December 20, 2018 — President Donald J. Trump has signed into law the Agriculture and Nutritional Act or Farm Bill, an $867 billion initiative that has had strong bipartisan support.
The bill passed with a vote of 87-13 in the Senate on December 11 and a vote of 386-47 in the House on December 12.
Industrial Hemp Legalized
Among the bill’s provisions is the legalization of industrial hemp, a cannabis strain which is critical to the U.S.’s burgeoning industry of products containing cannabidiol, or CBD, a non-psychotropic chemical in hemp that its proponents and increasing numbers of scientific studies say has multiple therapeutic benefits, including pain relief.
The CBD industry includes CBD-infused products for topical use, such as pain-relieving creams and salves, as well as oils, tinctures, and nutritional supplements meant to be taken internally.
Many such CBD products are already on the market, but have existed in a legal gray area due to Cannabis sativa, or marijuana, remaining federally illegal. (Marijuana has been legalized for recreational use in 10 U.S. states, and for medicinal use in 33 states, reports Business Insider.)
CBD typically comes from industrial hemp, Cannabis sativa indica, a non-psychotropic strain of the plant containing negligible amounts of tetrahydrocannabinol, or THC, which produces the “high” associated with marijuana use.
CNBC reports that CBD could become a $20 billion industry by 2022.
CBD and Chiropractic
Chiropractic Economics has often reported on the use of CBD in the chiropractic industry. Many chiropractors are finding success with using CBD as an alternative to opioids for chronic pain. They are also recommending CBD for a variety of common patient conditions such as anxiety, migraines, chemo related side effects, MS, epilepsy, high blood pressure and more.
While the benefits of CBD are still being explored, the ever-changing legal status of CBD has made some DCs hesitate to recommend the product to their patients. The Farm Bill could change all that.
But it is legal, right?
This has always been the overarching issue regarding cannabidiol because it has existed in a legal gray area for most of its existence. The constant flux of legality is often the reason DCs are wary of recommending it to their patients, despite its numerous benefits.

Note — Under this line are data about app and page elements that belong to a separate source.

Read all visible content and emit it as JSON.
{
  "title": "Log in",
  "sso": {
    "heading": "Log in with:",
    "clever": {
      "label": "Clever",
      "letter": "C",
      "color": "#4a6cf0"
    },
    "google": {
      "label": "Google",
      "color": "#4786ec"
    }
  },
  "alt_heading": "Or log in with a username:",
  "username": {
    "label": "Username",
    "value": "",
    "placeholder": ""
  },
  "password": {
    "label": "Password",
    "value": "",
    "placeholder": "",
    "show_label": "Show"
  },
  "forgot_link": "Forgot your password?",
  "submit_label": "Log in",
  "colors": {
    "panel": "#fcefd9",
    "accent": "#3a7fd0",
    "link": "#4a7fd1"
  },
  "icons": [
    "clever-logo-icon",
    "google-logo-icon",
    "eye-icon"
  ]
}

However, with the passing of the Agriculture and Nutritional Act or Farm Bill, industrial hemp is now legalized. This cannabis strain is critical to the CBD industry. This removes hemp and any hemp derivative from the Controlled Substances Act, legally separating it from marijuana and putting its supervision under the Department of Agriculture.
The Farm Bill is a huge win for the CBD industry but does not create a completely free system where anyone can grow hemp whenever or wherever they want. In order to be classified as industrial hemp, it cannot contain more then 0.3 percent THC. States will also have submit plans to license and regulate hemp to the USDA before operations can commence. But as a DC, you can rest easy knowing that recommending CBD is no longer in legal limbo.
Dosage and protocols for use are largely patient-dependent. Experts advise “starting low and slow.” In one study, participants were given varying doses of CBD prior to giving a public talk—traditionally a highly stressful experience for most people. It was found that increasing the amount of CBD reduced the speakers’ anxiety up to a point, beyond which it had the opposite effect. Therefore, patients should self-titrate to the amount medically efficacious, and sustain their dosage to that degree.
The landscape regarding what is known about CBD and what its therapeutic applications are in a continuous state of flux. At the moment, it appears to be an effective treatment for a variety of conditions, and it has no apparent drug-supplement interactions, tolerance-building effects, or overdose potential. It is extremely safe and well tolerated. Whether you recommend it to patients or not, CBD should be on your radar as a promising supplement for numerous acute and chronic health conditions.
Other Provisions in the Farm Bill
The Farm Bill also expanded some farming subsidies and provided permanent funding for some farmers markets and other food initiatives. An earlier provision that was dropped from the final bill would have imposed new rules and restrictions on SNAP, the Supplemental Nutrition Assistance Program (food stamps).